▶ **ACTIVITY**: Tell how many lines of the data include the word "ｸﾀｰSEL". Nothing but the number belongs in the answer.

▶ **DATA UNDER STUDY**:
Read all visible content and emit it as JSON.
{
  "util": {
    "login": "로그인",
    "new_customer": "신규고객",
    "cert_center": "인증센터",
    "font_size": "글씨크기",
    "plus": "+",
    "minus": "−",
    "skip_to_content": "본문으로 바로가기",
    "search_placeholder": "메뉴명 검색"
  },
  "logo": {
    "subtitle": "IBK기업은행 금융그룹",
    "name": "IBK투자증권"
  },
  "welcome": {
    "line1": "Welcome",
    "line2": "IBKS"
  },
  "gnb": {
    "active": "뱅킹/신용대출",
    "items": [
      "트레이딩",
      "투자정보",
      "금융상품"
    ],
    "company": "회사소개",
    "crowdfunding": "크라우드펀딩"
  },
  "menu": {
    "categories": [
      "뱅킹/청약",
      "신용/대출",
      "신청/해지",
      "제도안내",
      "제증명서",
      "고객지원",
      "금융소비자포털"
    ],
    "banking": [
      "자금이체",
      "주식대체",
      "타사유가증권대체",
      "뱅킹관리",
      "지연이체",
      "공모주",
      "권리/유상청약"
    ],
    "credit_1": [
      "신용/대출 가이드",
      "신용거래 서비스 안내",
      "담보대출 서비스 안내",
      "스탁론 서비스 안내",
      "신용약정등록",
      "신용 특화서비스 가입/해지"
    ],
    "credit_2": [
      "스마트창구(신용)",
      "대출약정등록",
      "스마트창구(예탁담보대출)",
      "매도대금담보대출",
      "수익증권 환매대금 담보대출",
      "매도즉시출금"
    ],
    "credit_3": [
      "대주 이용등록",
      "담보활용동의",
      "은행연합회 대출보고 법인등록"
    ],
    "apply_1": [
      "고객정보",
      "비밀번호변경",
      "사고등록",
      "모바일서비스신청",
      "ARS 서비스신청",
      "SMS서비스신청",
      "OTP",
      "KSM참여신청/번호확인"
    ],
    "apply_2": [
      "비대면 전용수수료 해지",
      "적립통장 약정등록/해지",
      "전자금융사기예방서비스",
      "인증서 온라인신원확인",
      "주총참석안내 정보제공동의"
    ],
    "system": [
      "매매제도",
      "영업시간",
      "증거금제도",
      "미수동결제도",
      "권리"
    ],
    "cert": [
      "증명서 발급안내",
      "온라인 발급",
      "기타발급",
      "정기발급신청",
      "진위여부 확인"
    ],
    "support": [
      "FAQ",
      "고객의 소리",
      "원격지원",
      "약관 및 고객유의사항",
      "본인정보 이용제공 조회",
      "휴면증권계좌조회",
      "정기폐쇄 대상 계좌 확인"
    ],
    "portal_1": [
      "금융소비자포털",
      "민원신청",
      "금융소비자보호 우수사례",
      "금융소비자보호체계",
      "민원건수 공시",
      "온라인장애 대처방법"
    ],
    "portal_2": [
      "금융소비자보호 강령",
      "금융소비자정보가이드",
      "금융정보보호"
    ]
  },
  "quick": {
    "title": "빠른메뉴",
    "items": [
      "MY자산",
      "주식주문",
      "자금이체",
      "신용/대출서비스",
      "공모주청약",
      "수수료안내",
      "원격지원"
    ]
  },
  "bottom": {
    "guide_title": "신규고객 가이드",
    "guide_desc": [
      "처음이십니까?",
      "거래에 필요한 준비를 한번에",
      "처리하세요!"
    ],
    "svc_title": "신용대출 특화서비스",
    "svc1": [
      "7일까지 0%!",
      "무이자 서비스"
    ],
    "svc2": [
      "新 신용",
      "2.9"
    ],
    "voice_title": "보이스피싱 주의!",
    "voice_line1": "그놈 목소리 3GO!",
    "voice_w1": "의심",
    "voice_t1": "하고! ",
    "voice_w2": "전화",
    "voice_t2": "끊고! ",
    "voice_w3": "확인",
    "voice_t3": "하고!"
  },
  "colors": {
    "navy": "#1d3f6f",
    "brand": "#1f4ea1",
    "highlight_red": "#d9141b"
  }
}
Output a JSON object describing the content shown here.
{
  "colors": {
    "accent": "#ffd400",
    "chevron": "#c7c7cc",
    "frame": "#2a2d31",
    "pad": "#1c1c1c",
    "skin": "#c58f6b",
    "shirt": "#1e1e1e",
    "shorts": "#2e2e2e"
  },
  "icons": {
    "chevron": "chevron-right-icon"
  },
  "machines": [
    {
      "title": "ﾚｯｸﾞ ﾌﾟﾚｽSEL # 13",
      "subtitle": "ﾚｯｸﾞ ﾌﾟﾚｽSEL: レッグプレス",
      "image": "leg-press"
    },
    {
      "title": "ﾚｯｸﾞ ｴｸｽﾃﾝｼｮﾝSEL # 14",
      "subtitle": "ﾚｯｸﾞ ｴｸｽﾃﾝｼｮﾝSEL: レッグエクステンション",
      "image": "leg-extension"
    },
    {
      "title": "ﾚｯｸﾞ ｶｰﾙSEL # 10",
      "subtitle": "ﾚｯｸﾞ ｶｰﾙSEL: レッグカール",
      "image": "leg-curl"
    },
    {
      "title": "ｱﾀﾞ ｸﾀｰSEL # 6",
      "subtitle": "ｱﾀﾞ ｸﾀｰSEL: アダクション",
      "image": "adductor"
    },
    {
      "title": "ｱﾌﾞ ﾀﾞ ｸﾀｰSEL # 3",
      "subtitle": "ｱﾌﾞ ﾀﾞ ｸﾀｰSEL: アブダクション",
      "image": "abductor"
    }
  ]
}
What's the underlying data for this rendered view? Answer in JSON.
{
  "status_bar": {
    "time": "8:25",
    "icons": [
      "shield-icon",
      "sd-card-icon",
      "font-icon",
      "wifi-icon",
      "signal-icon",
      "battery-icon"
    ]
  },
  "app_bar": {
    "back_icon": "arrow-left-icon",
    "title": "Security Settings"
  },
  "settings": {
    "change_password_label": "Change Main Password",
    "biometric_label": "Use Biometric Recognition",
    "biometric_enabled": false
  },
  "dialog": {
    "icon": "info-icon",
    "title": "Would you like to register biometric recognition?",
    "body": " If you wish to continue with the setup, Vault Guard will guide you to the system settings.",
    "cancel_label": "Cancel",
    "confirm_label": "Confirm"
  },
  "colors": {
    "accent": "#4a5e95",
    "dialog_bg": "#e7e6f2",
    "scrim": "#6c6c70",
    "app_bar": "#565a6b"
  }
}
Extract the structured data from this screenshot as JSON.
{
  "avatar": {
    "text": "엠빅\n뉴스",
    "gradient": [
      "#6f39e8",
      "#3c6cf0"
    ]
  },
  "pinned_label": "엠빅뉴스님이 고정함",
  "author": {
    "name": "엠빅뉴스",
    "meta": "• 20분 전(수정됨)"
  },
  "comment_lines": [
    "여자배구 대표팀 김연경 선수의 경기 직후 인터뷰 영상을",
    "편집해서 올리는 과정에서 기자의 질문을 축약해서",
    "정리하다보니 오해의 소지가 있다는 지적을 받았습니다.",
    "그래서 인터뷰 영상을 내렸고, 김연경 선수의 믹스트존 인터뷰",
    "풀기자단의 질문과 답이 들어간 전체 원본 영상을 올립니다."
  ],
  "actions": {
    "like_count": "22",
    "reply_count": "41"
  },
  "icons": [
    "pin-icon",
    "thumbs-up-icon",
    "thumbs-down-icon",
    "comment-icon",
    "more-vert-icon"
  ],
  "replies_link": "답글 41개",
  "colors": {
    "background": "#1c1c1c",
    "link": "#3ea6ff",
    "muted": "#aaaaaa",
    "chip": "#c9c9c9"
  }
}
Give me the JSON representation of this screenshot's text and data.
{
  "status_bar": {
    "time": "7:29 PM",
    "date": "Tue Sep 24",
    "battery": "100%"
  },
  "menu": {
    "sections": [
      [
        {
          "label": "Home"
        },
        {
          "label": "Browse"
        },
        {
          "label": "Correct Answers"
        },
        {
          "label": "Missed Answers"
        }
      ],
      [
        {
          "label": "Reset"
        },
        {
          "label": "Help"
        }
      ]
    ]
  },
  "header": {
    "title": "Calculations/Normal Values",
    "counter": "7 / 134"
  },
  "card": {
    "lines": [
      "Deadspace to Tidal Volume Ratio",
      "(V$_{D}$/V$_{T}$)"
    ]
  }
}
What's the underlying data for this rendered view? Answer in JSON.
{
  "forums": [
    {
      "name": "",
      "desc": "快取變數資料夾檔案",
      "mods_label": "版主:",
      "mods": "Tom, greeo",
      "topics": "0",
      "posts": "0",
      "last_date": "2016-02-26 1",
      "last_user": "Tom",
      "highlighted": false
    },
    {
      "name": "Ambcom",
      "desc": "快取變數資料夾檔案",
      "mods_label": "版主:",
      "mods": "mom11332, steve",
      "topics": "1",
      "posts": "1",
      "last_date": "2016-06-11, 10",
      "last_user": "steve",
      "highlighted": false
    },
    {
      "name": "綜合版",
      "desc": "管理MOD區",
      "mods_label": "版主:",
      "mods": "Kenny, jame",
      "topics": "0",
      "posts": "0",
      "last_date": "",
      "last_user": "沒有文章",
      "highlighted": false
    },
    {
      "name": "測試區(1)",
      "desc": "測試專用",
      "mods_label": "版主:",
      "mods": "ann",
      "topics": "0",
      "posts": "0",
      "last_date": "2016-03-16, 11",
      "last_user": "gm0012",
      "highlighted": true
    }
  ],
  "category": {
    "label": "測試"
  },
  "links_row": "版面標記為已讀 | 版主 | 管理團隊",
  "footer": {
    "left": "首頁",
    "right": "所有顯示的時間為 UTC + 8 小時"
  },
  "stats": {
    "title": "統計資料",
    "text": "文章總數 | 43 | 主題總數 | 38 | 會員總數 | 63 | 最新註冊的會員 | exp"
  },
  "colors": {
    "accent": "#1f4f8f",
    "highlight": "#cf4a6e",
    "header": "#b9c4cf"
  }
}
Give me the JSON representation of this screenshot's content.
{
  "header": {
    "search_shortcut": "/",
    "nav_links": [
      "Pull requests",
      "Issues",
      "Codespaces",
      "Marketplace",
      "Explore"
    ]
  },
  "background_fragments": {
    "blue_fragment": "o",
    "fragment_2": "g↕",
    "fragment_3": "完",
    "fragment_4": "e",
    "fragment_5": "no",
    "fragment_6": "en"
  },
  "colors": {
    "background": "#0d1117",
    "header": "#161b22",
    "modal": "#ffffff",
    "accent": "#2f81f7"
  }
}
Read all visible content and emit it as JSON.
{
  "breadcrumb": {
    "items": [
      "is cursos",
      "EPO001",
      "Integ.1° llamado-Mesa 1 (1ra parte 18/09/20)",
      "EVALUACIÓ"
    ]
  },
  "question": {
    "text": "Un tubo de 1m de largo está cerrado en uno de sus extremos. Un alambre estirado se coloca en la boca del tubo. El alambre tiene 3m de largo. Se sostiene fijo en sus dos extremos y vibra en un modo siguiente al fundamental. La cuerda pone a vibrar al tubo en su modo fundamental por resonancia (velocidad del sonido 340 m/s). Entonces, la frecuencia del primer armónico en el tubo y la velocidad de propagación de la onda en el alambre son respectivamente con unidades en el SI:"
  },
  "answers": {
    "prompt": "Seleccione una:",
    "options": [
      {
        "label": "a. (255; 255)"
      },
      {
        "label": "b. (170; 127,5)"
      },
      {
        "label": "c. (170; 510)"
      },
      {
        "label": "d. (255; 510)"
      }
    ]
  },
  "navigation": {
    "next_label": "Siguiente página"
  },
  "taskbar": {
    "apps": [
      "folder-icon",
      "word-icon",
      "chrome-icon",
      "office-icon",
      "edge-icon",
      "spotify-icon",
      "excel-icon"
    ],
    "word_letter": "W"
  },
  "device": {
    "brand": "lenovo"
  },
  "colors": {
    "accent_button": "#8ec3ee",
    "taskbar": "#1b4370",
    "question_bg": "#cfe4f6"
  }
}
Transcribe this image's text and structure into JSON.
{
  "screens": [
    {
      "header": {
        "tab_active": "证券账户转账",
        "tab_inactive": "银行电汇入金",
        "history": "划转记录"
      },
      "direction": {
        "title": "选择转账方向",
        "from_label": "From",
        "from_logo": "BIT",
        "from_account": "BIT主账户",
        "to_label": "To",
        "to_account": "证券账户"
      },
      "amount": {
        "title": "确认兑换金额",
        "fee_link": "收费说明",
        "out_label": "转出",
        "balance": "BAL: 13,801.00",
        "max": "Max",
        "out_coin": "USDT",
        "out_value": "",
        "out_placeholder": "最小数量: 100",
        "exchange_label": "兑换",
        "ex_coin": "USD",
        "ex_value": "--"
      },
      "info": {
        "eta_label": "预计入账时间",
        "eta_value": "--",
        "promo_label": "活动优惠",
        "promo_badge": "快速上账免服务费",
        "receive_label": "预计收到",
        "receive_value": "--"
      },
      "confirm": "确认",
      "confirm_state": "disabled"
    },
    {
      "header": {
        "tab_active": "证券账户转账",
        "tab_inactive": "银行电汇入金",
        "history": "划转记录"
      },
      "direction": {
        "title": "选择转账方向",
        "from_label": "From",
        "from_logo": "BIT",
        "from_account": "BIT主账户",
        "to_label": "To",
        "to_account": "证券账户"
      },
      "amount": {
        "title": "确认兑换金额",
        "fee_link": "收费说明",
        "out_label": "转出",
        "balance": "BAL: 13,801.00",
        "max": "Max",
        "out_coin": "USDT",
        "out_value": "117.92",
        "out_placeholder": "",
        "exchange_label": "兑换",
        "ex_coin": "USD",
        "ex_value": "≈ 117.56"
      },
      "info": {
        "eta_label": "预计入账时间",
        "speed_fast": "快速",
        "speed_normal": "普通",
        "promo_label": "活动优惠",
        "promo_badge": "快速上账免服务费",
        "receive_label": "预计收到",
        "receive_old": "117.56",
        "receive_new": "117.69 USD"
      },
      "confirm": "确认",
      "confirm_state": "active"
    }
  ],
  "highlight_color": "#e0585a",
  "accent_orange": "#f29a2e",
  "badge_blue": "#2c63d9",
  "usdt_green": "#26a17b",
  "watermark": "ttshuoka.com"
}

▶ **TASK SOLUTION**: 4